DATA SECTION Start Marker

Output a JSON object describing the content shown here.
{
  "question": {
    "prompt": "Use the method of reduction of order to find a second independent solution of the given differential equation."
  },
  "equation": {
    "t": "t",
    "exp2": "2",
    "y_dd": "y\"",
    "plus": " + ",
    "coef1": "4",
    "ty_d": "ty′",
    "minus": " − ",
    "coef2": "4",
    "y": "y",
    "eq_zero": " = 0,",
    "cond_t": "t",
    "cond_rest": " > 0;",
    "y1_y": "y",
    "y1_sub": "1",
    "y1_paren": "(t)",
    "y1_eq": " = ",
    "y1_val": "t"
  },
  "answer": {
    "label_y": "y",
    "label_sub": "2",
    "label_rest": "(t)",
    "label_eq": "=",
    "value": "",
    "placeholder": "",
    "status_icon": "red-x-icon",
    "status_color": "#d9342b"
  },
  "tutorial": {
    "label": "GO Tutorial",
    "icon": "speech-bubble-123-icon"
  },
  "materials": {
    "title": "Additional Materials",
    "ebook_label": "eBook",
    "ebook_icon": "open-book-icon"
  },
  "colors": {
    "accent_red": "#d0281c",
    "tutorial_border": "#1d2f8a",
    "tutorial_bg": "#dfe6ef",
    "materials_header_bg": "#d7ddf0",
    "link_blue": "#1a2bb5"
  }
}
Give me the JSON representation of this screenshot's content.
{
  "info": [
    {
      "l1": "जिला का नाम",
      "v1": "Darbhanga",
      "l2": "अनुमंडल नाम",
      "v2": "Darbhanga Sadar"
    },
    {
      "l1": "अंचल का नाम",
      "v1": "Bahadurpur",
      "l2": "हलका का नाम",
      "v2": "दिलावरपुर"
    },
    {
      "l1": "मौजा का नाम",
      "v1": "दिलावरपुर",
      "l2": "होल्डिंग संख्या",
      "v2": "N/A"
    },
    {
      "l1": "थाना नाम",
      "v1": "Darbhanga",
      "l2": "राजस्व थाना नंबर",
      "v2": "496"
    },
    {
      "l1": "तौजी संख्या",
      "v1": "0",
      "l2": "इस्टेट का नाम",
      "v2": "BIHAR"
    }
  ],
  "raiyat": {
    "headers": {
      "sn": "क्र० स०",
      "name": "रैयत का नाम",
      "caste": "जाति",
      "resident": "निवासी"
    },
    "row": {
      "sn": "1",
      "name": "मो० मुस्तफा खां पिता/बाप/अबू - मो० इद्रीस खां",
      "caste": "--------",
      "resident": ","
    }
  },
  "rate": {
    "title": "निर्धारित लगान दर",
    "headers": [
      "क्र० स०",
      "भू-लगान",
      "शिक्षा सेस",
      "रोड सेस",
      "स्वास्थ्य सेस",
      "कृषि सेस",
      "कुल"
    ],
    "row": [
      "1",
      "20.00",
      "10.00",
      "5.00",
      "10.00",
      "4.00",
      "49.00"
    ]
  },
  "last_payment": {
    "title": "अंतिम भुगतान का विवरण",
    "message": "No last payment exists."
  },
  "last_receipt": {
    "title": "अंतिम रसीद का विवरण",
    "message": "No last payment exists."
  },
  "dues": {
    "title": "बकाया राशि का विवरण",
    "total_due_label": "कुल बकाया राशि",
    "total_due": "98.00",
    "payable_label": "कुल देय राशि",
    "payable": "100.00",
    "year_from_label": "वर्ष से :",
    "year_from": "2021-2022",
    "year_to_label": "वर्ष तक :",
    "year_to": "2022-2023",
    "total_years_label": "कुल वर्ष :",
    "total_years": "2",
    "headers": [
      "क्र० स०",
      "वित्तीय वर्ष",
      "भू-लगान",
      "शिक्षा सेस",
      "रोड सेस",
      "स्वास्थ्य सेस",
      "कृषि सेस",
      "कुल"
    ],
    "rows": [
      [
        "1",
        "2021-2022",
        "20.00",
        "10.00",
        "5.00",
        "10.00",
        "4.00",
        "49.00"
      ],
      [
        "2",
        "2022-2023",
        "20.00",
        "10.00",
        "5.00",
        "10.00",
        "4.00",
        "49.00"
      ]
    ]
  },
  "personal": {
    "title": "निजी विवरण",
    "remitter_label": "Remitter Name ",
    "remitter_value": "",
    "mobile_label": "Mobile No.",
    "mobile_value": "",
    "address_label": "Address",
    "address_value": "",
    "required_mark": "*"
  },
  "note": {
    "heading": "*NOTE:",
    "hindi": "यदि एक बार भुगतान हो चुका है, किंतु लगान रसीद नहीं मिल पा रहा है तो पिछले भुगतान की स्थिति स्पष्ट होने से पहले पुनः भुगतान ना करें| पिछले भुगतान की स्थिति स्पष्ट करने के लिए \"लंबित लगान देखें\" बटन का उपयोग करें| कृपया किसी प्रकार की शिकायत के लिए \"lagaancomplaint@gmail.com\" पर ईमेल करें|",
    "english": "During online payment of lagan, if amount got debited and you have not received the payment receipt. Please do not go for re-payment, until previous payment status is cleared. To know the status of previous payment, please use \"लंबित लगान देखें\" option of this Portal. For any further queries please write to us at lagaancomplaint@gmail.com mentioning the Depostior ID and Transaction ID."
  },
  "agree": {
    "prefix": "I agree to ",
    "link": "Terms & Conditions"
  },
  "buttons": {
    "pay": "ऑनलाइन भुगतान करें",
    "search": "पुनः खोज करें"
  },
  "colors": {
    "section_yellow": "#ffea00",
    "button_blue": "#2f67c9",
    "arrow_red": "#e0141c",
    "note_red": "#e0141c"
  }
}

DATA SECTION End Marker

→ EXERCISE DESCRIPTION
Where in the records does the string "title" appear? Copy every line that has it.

→ RESPONSE TO THE TASK
    "title": "Additional Materials",
    "title": "निर्धारित लगान दर",
    "title": "अंतिम भुगतान का विवरण",
    "title": "अंतिम रसीद का विवरण",
    "title": "बकाया राशि का विवरण",
    "title": "निजी विवरण",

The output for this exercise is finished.